Segment Open

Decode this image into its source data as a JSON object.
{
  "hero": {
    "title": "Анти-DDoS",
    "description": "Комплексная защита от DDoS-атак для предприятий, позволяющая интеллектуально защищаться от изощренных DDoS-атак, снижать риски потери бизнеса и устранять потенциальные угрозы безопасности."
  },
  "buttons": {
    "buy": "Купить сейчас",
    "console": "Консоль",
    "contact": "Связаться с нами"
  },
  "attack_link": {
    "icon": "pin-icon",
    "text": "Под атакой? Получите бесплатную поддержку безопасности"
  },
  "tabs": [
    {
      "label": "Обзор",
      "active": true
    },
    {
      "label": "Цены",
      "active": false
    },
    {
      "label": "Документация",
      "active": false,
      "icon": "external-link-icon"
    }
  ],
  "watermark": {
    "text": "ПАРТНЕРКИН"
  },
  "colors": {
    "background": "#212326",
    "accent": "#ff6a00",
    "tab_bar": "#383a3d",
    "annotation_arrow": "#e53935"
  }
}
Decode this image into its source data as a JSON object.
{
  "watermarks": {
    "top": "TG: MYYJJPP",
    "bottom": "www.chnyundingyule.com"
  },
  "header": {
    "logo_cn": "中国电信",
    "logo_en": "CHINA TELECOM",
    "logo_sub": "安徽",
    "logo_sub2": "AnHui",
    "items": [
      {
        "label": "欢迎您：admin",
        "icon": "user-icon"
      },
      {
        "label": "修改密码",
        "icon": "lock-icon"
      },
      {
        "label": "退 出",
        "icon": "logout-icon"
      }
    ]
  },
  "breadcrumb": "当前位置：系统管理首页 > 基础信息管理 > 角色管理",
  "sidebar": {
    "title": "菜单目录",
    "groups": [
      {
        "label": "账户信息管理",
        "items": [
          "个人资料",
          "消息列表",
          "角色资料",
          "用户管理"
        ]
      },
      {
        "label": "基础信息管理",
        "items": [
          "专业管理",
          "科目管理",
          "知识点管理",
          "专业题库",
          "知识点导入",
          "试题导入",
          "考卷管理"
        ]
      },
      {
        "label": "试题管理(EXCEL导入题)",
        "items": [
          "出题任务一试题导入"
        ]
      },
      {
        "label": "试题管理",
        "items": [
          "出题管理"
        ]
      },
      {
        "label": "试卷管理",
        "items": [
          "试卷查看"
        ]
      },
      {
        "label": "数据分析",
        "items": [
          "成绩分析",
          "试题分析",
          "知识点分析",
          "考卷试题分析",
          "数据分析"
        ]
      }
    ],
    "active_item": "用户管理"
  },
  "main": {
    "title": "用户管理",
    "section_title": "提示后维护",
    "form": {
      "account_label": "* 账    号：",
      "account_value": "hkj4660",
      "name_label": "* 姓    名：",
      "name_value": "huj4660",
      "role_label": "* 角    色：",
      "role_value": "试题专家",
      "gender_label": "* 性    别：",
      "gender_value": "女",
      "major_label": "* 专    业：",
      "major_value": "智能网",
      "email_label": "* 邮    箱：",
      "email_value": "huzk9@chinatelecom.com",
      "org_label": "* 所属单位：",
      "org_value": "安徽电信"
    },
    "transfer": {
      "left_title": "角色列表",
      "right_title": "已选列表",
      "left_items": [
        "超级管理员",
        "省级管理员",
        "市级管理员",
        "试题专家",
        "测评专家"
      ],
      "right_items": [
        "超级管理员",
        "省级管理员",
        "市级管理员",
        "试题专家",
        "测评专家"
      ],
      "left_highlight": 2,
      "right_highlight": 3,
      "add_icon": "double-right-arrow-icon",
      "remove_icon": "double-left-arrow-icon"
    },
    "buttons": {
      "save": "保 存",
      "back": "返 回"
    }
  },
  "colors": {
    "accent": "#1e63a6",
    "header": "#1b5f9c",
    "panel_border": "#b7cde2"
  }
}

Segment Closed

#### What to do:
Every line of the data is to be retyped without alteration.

#### Exercise response:
Decode this image into its source data as a JSON object.
{
  "hero": {
    "title": "Анти-DDoS",
    "description": "Комплексная защита от DDoS-атак для предприятий, позволяющая интеллектуально защищаться от изощренных DDoS-атак, снижать риски потери бизнеса и устранять потенциальные угрозы безопасности."
  },
  "buttons": {
    "buy": "Купить сейчас",
    "console": "Консоль",
    "contact": "Связаться с нами"
  },
  "attack_link": {
    "icon": "pin-icon",
    "text": "Под атакой? Получите бесплатную поддержку безопасности"
  },
  "tabs": [
    {
      "label": "Обзор",
      "active": true
    },
    {
      "label": "Цены",
      "active": false
    },
    {
      "label": "Документация",
      "active": false,
      "icon": "external-link-icon"
    }
  ],
  "watermark": {
    "text": "ПАРТНЕРКИН"
  },
  "colors": {
    "background": "#212326",
    "accent": "#ff6a00",
    "tab_bar": "#383a3d",
    "annotation_arrow": "#e53935"
  }
}
Decode this image into its source data as a JSON object.
{
  "watermarks": {
    "top": "TG: MYYJJPP",
    "bottom": "www.chnyundingyule.com"
  },
  "header": {
    "logo_cn": "中国电信",
    "logo_en": "CHINA TELECOM",
    "logo_sub": "安徽",
    "logo_sub2": "AnHui",
    "items": [
      {
        "label": "欢迎您：admin",
        "icon": "user-icon"
      },
      {
        "label": "修改密码",
        "icon": "lock-icon"
      },
      {
        "label": "退 出",
        "icon": "logout-icon"
      }
    ]
  },
  "breadcrumb": "当前位置：系统管理首页 > 基础信息管理 > 角色管理",
  "sidebar": {
    "title": "菜单目录",
    "groups": [
      {
        "label": "账户信息管理",
        "items": [
          "个人资料",
          "消息列表",
          "角色资料",
          "用户管理"
        ]
      },
      {
        "label": "基础信息管理",
        "items": [
          "专业管理",
          "科目管理",
          "知识点管理",
          "专业题库",
          "知识点导入",
          "试题导入",
          "考卷管理"
        ]
      },
      {
        "label": "试题管理(EXCEL导入题)",
        "items": [
          "出题任务一试题导入"
        ]
      },
      {
        "label": "试题管理",
        "items": [
          "出题管理"
        ]
      },
      {
        "label": "试卷管理",
        "items": [
          "试卷查看"
        ]
      },
      {
        "label": "数据分析",
        "items": [
          "成绩分析",
          "试题分析",
          "知识点分析",
          "考卷试题分析",
          "数据分析"
        ]
      }
    ],
    "active_item": "用户管理"
  },
  "main": {
    "title": "用户管理",
    "section_title": "提示后维护",
    "form": {
      "account_label": "* 账    号：",
      "account_value": "hkj4660",
      "name_label": "* 姓    名：",
      "name_value": "huj4660",
      "role_label": "* 角    色：",
      "role_value": "试题专家",
      "gender_label": "* 性    别：",
      "gender_value": "女",
      "major_label": "* 专    业：",
      "major_value": "智能网",
      "email_label": "* 邮    箱：",
      "email_value": "huzk9@chinatelecom.com",
      "org_label": "* 所属单位：",
      "org_value": "安徽电信"
    },
    "transfer": {
      "left_title": "角色列表",
      "right_title": "已选列表",
      "left_items": [
        "超级管理员",
        "省级管理员",
        "市级管理员",
        "试题专家",
        "测评专家"
      ],
      "right_items": [
        "超级管理员",
        "省级管理员",
        "市级管理员",
        "试题专家",
        "测评专家"
      ],
      "left_highlight": 2,
      "right_highlight": 3,
      "add_icon": "double-right-arrow-icon",
      "remove_icon": "double-left-arrow-icon"
    },
    "buttons": {
      "save": "保 存",
      "back": "返 回"
    }
  },
  "colors": {
    "accent": "#1e63a6",
    "header": "#1b5f9c",
    "panel_border": "#b7cde2"
  }
}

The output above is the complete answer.